[Interface dataset entries]
---*---
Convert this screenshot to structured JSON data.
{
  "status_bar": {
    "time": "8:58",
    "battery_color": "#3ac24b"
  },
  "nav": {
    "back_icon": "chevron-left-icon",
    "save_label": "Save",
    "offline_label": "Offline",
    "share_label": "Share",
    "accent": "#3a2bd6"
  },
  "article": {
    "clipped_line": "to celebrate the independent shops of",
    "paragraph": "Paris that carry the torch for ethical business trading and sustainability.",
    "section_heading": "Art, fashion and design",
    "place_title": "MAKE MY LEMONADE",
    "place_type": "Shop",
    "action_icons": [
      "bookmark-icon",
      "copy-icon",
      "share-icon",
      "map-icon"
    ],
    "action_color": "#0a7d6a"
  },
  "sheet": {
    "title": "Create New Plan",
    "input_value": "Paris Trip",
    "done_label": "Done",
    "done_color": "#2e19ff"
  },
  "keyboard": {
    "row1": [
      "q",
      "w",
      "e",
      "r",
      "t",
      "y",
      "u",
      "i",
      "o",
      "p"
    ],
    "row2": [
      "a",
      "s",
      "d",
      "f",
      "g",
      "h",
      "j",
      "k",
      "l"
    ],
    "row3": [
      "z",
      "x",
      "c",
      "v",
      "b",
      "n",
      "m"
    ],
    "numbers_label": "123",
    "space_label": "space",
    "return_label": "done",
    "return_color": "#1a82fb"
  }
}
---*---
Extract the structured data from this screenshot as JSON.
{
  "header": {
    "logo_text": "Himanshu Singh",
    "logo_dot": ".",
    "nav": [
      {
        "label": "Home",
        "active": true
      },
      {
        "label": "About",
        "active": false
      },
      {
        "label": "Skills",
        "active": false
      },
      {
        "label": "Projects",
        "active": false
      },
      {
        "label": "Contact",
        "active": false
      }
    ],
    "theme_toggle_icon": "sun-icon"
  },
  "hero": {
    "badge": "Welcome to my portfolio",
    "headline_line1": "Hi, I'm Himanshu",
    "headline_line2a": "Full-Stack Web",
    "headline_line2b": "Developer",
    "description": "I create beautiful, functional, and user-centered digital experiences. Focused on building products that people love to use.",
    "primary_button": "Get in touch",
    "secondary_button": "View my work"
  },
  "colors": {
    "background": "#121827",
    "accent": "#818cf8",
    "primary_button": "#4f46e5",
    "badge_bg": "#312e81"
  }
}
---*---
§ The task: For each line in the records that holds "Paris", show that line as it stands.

§ Response area:
    "paragraph": "Paris that carry the torch for ethical business trading and sustainability.",
    "input_value": "Paris Trip",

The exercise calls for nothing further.